[[ Dataset open ]]

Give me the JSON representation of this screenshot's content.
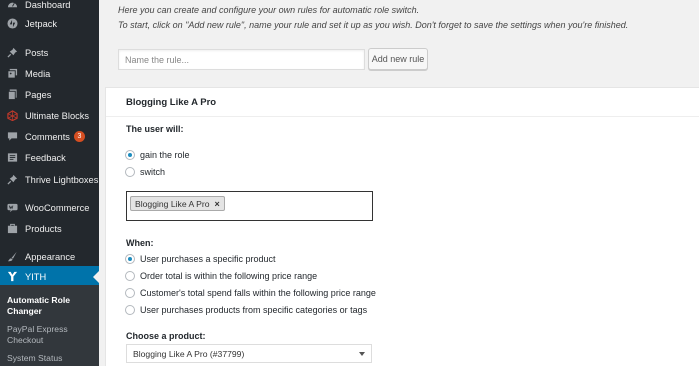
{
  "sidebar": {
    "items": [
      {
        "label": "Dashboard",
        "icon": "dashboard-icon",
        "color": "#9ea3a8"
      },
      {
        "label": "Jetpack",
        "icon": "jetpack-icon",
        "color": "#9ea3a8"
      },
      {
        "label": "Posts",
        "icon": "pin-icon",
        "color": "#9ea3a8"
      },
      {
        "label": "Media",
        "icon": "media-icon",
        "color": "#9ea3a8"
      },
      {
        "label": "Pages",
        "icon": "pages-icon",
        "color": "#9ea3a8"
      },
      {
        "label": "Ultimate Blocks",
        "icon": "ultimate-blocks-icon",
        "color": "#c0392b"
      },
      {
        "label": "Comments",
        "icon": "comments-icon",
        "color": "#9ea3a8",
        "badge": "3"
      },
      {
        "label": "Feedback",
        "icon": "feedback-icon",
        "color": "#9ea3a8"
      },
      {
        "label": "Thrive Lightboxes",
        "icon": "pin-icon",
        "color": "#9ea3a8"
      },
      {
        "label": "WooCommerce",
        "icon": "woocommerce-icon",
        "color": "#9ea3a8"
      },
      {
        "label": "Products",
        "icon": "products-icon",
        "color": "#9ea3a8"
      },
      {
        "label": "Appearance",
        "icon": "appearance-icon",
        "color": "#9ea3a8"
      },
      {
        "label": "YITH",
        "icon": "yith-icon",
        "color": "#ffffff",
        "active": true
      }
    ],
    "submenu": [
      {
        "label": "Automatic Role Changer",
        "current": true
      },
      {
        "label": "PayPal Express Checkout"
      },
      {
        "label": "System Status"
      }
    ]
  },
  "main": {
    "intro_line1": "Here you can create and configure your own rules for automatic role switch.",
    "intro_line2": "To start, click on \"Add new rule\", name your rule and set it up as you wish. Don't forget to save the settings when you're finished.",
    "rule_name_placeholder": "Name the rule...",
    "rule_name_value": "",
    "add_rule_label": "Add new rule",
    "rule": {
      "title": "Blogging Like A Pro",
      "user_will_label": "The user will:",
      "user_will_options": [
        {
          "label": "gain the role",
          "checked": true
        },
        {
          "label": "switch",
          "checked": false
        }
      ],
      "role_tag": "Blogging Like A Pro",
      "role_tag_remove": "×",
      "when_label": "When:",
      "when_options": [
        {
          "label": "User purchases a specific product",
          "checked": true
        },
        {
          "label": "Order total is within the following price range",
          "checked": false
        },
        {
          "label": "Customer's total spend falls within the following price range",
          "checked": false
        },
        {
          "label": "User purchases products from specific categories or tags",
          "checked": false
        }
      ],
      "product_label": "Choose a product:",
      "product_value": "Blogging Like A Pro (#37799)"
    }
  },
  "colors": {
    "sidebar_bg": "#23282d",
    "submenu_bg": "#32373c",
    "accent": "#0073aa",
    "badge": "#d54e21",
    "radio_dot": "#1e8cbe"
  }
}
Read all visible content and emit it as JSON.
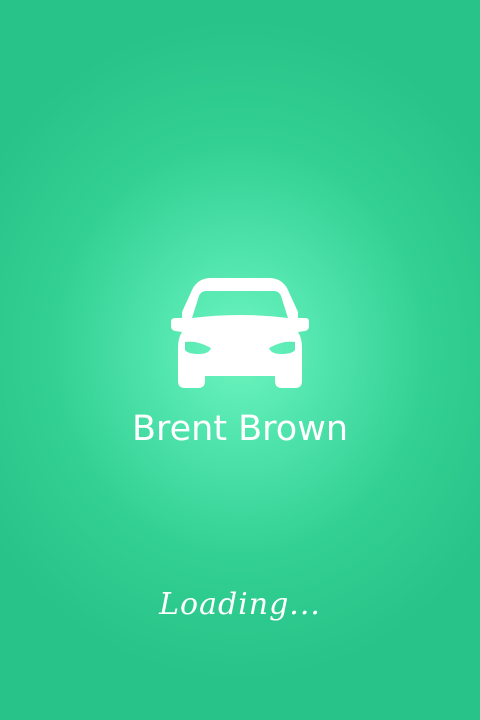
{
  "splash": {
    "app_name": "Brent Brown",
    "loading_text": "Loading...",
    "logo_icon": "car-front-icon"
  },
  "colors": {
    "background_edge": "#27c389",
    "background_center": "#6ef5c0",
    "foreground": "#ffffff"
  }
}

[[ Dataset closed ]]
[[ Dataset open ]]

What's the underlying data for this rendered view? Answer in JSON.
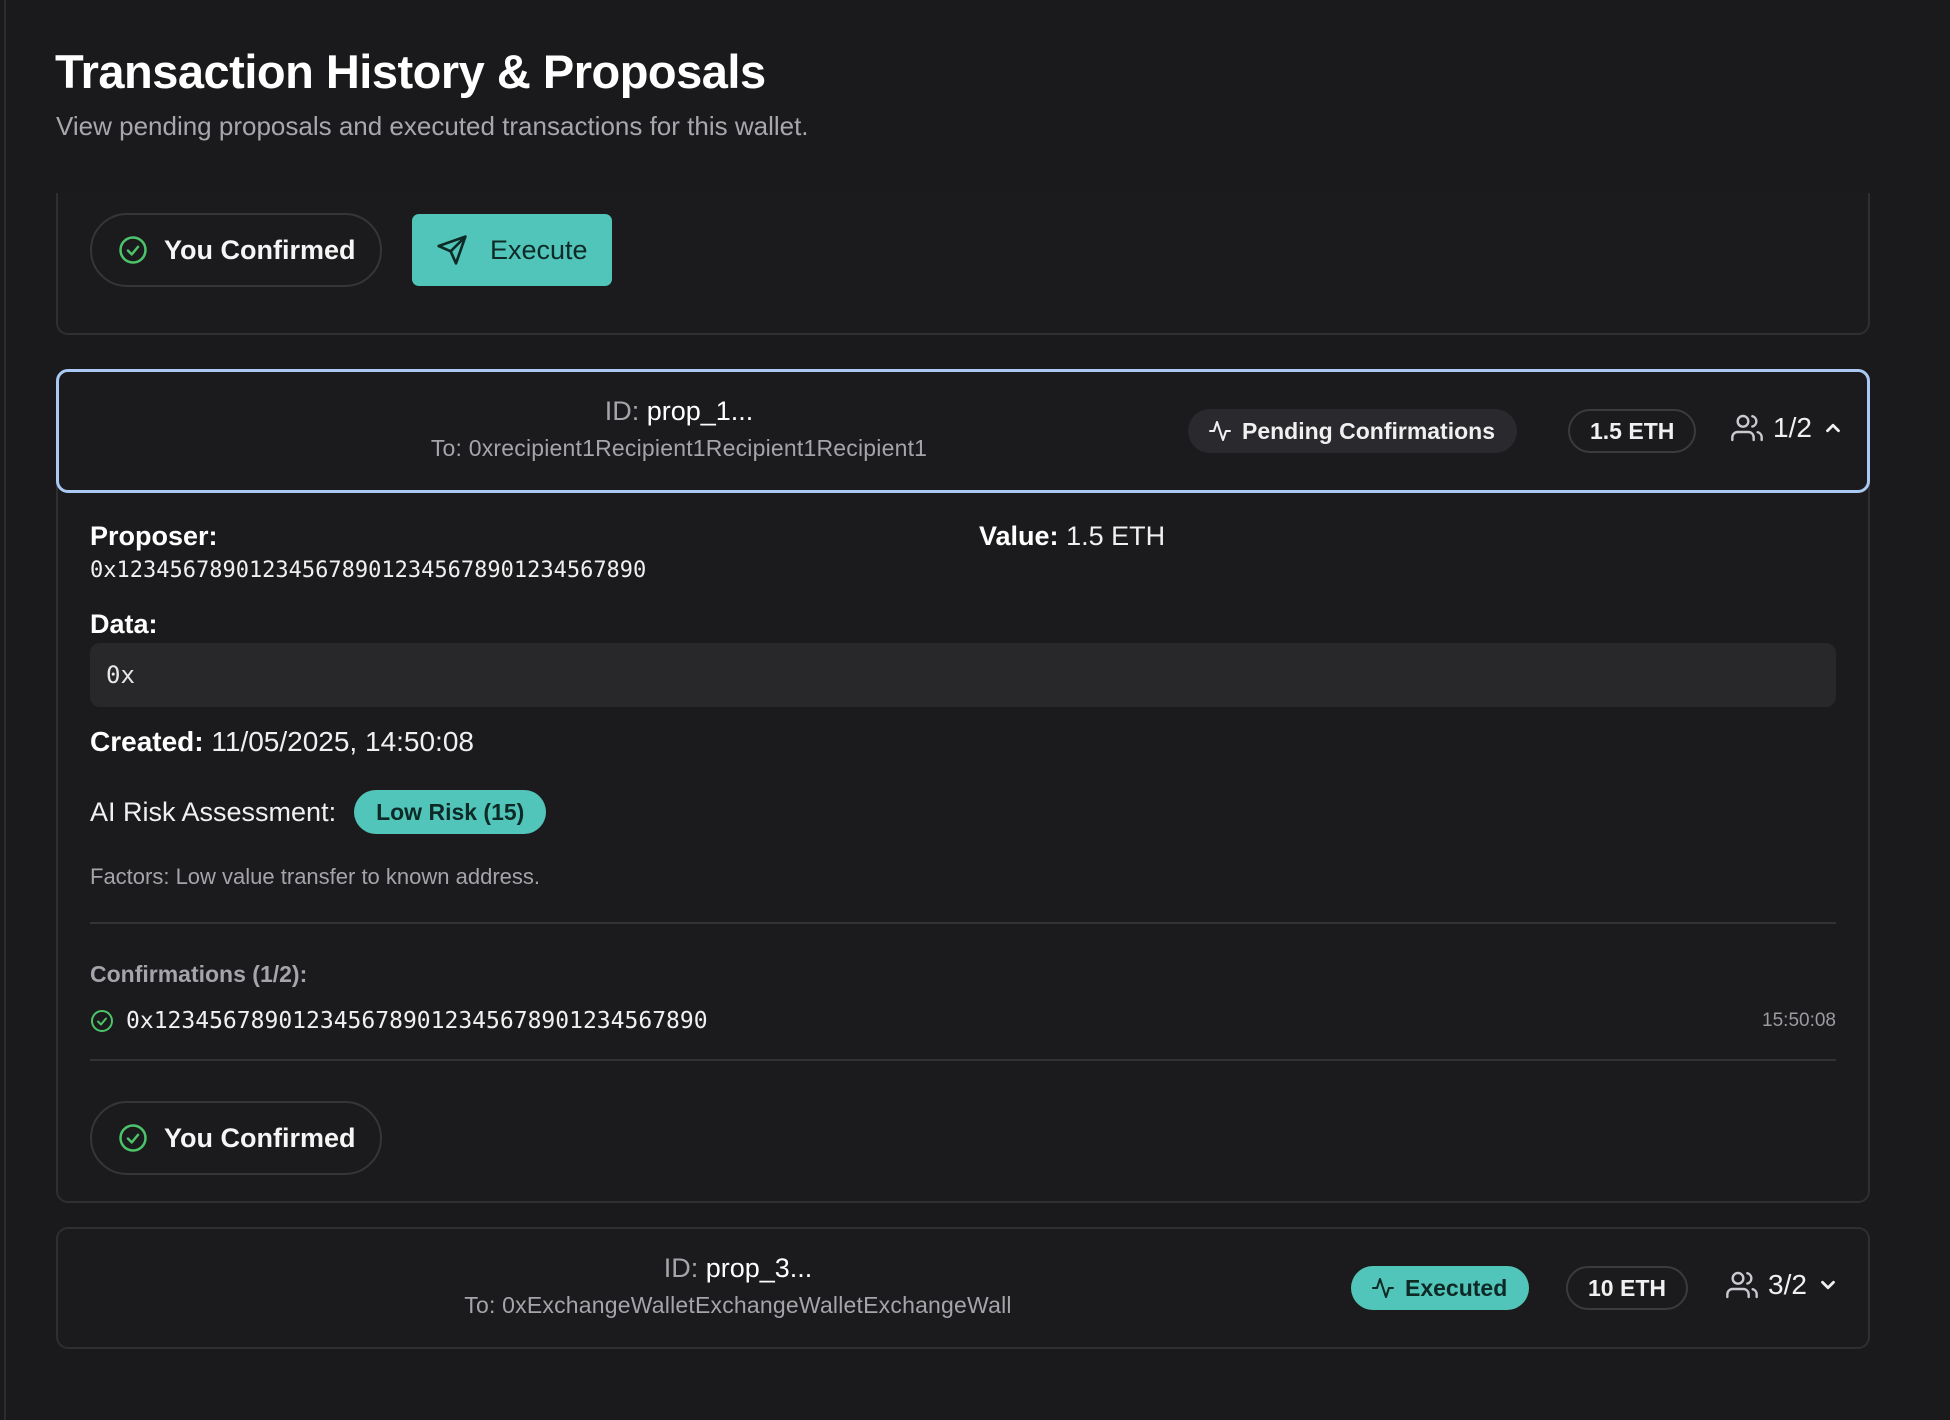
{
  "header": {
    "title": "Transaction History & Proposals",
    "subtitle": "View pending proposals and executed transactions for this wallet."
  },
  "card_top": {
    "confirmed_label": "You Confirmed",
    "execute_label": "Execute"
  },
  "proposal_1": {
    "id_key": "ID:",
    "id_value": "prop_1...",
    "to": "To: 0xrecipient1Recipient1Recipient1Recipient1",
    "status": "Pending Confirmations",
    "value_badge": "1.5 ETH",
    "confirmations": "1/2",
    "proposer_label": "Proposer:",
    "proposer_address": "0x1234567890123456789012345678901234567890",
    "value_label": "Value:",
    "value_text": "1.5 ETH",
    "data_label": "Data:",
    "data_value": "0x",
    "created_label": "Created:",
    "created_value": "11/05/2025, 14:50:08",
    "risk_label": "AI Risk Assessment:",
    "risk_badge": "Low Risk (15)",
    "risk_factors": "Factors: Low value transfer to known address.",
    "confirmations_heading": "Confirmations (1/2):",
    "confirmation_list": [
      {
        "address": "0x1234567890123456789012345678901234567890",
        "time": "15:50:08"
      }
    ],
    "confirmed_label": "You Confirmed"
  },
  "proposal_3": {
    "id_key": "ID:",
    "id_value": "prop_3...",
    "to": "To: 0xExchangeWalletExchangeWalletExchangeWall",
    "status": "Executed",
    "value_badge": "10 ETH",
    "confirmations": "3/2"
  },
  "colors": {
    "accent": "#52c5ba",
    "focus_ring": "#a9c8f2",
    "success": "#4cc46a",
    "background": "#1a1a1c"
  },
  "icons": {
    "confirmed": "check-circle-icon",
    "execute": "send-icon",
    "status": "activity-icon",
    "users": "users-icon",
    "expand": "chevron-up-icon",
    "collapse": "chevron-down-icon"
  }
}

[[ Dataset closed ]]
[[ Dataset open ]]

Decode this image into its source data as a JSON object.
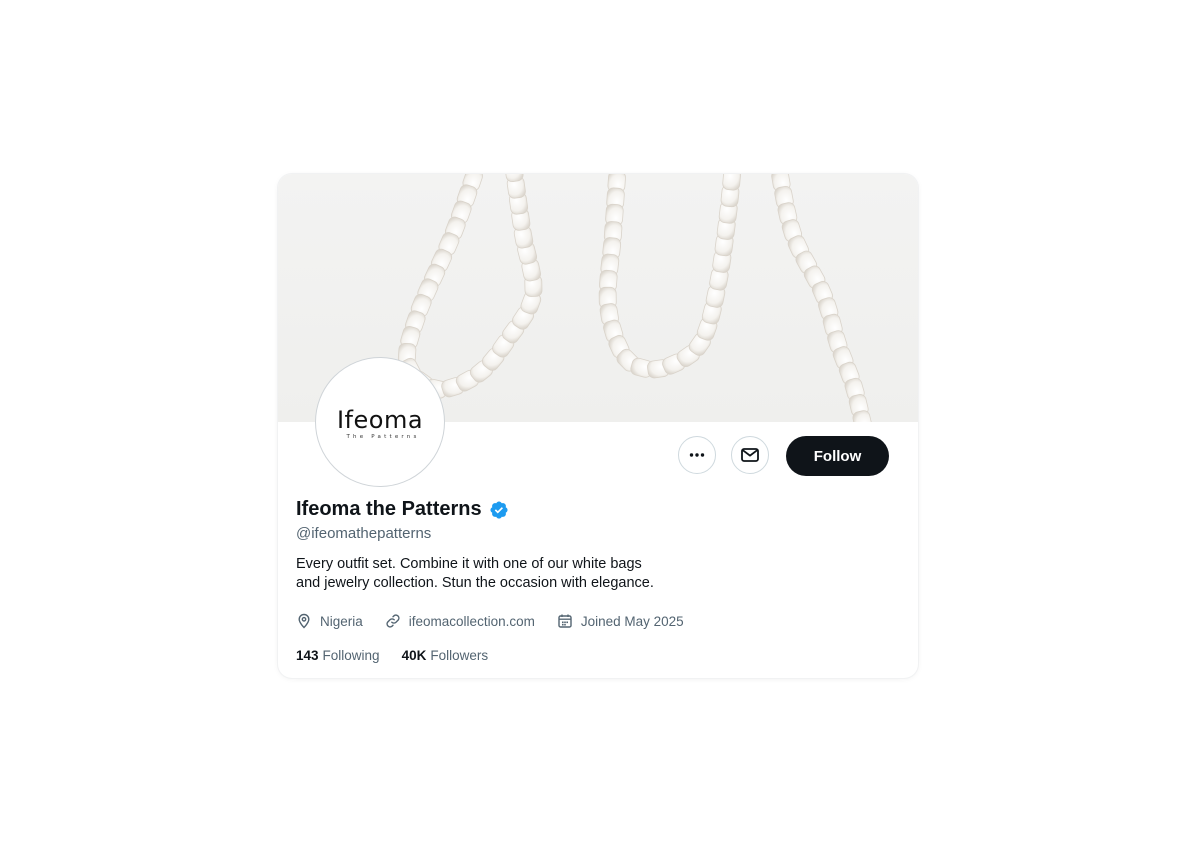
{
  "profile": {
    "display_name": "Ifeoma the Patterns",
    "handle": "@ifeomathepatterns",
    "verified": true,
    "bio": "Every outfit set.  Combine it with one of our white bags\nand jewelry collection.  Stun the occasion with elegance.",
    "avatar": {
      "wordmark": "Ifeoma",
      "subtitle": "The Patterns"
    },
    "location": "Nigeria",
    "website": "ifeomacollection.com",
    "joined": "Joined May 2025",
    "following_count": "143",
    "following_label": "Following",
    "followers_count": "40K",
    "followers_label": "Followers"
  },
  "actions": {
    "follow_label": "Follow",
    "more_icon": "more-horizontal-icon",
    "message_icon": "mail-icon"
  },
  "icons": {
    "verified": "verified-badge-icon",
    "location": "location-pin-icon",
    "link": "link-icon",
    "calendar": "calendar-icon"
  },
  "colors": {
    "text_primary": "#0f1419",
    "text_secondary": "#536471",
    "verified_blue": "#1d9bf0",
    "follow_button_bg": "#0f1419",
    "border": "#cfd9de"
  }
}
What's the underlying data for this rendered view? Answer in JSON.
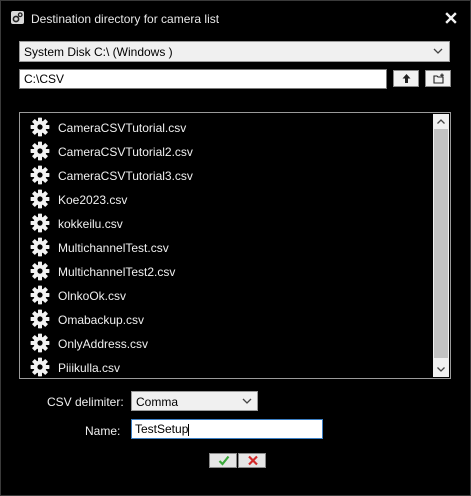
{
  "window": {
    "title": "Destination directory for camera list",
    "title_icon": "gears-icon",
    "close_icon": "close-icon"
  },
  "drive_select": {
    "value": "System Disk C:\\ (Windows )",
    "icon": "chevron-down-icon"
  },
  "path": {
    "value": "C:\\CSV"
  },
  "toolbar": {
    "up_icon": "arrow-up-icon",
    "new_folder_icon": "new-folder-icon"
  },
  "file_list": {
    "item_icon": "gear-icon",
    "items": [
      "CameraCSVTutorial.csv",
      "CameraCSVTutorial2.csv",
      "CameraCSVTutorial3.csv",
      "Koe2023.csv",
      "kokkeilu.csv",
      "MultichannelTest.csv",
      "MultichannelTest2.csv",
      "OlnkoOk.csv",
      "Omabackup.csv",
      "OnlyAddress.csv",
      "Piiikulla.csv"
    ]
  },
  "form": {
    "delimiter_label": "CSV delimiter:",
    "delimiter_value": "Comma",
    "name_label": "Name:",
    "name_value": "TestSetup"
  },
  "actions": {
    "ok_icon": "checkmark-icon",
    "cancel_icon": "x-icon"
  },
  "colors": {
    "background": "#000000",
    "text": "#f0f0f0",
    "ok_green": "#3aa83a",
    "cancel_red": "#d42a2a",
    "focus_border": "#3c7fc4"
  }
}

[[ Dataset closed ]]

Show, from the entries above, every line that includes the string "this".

■ **Response below**:
Give me the JSON representation of this screenshot's content.
What's the underlying data for this rendered view? Answer in JSON.
    "subtitle": "View pending proposals and executed transactions for this wallet."
Decode this image into its source data as a JSON object.
What's the underlying data for this rendered view? Answer in JSON.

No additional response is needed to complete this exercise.